When the probability $ {\mathsf P} $ is just counting proportions (a very typical case in number theory), then (a2) is known as the method of inclusion-and-exclusion. However, each of (a2), (a3) or (a4) is a very useful tool with a generally underlying probability in such widely ranging topics as combinatorics, number theory, information theory, statistics, and extreme value theory. For detailed descriptions of all such applications, see [a2].

Although the Bonferroni inequalities are very effective tools in several problems, they may become impractical in others. In particular, when the general terms of $ S _ {j} $ are known with an error term, then, because of the large number of terms in $ S _ {j} $ as a function of $ n $, the error terms might dominate the sum of the main terms in the Bonferroni bounds, making the results meaningless. Modifications of the Bonferroni inequalities, known as Bonferroni-type inequalities, overcome this difficulty.

#### References

[a1] | C.E. Bonferroni, "Teoria statistica delle classi e calcolo delle probabilità" Istit. Sup. Sci. Econ. Commerc. Firenze , 8 (1936) pp. 1–62 |

[a2] | J. Galambos, I. Simonelli, "Bonferroni-type inequalities with applications" , Springer (1996) |

[a3] | K. Jordan, "The foundations of the theory of probability" Mat. Phys. Lapok , 34 (1927) pp. 109–136 (In Hungarian) |

**How to Cite This Entry:**

Bonferroni inequalities.

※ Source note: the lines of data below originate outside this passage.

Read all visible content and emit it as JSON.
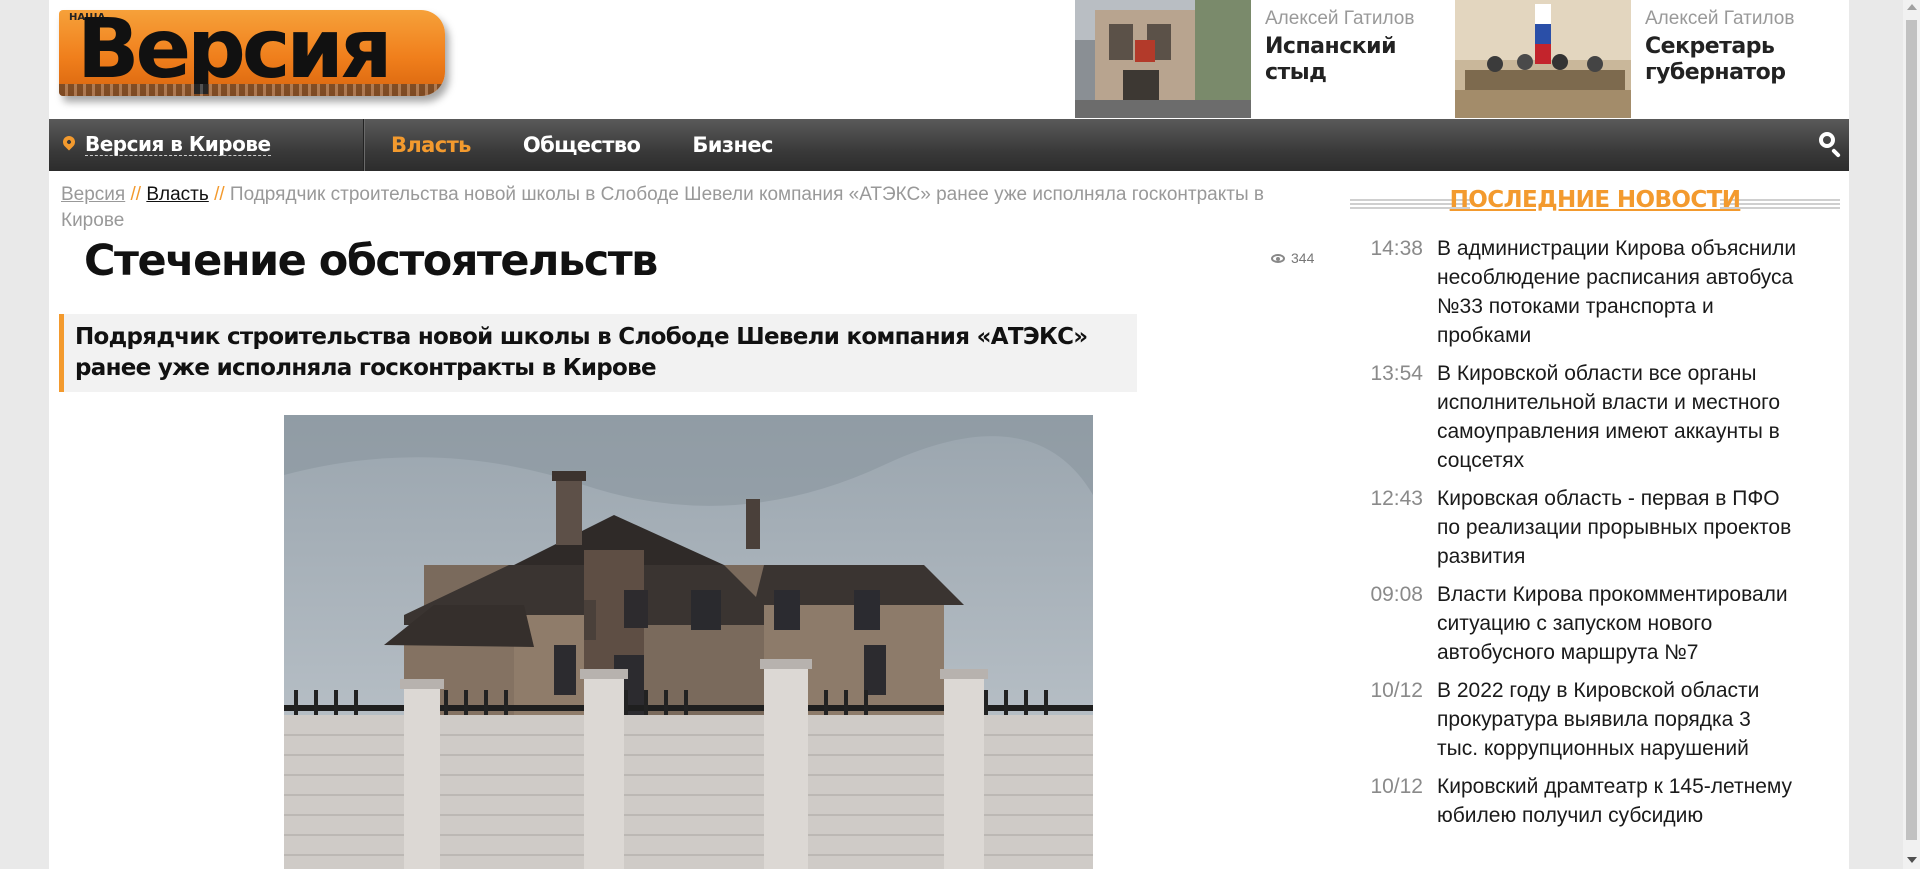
{
  "site": {
    "logo_text": "Версия",
    "logo_tag": "НАША"
  },
  "promos": [
    {
      "author": "Алексей Гатилов",
      "title": "Испанский стыд",
      "image": "building-photo"
    },
    {
      "author": "Алексей Гатилов",
      "title": "Секретарь губернатор",
      "image": "meeting-photo"
    }
  ],
  "nav": {
    "location": "Версия в Кирове",
    "items": [
      "Власть",
      "Общество",
      "Бизнес"
    ],
    "active_index": 0,
    "search_icon": "search-icon"
  },
  "breadcrumb": {
    "home": "Версия",
    "section": "Власть",
    "separator": "//",
    "current": "Подрядчик строительства новой школы в Слободе Шевели компания «АТЭКС» ранее уже исполняла госконтракты в Кирове"
  },
  "article": {
    "title": "Стечение обстоятельств",
    "views": "344",
    "lead": "Подрядчик строительства новой школы в Слободе Шевели компания «АТЭКС» ранее уже исполняла госконтракты в Кирове",
    "image": "house-photo"
  },
  "sidebar": {
    "title": "ПОСЛЕДНИЕ НОВОСТИ",
    "news": [
      {
        "time": "14:38",
        "text": "В администрации Кирова объяснили несоблюдение расписания автобуса №33 потоками транспорта и пробками"
      },
      {
        "time": "13:54",
        "text": "В Кировской области все органы исполнительной власти и местного самоуправления имеют аккаунты в соцсетях"
      },
      {
        "time": "12:43",
        "text": "Кировская область - первая в ПФО по реализации прорывных проектов развития"
      },
      {
        "time": "09:08",
        "text": "Власти Кирова прокомментировали ситуацию с запуском нового автобусного маршрута №7"
      },
      {
        "time": "10/12",
        "text": "В 2022 году в Кировской области прокуратура выявила порядка 3 тыс. коррупционных нарушений"
      },
      {
        "time": "10/12",
        "text": "Кировский драмтеатр к 145-летнему юбилею получил субсидию"
      }
    ]
  },
  "colors": {
    "accent": "#f39a2e",
    "nav_dark": "#3a3a3a"
  }
}
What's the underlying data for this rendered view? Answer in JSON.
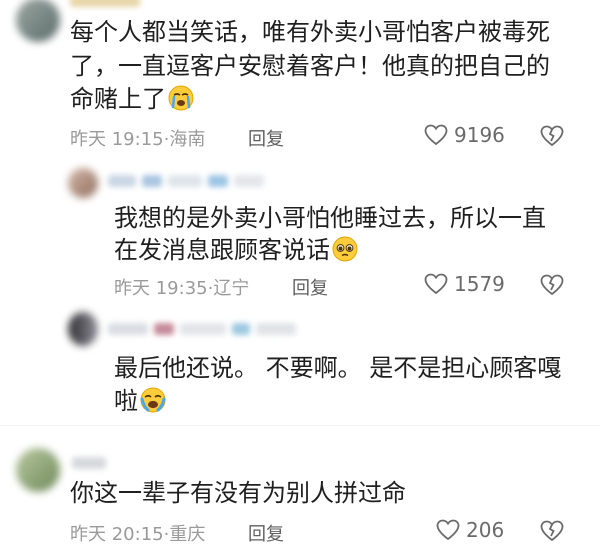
{
  "comments": [
    {
      "line1": "每个人都当笑话，唯有外卖小哥怕客户被毒死",
      "line2": "了，一直逗客户安慰着客户！他真的把自己的",
      "line3": "命赌上了",
      "emoji": "crying-face",
      "time": "昨天 19:15",
      "location": "海南",
      "reply_label": "回复",
      "likes": "9196"
    },
    {
      "line1": "我想的是外卖小哥怕他睡过去，所以一直",
      "line2": "在发消息跟顾客说话",
      "emoji": "pleading-face",
      "time": "昨天 19:35",
      "location": "辽宁",
      "reply_label": "回复",
      "likes": "1579"
    },
    {
      "line1": "最后他还说。 不要啊。 是不是担心顾客嘎",
      "line2": "啦",
      "emoji": "loudly-crying-face"
    },
    {
      "line1": "你这一辈子有没有为别人拼过命",
      "time": "昨天 20:15",
      "location": "重庆",
      "reply_label": "回复",
      "likes": "206"
    }
  ],
  "colors": {
    "text": "#1f1f1f",
    "meta": "#9a9a9a",
    "icon": "#6a6a6a"
  }
}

*Encyclopedia of Mathematics.*URL: http://encyclopediaofmath.org/index.php?title=Bonferroni_inequalities&oldid=44397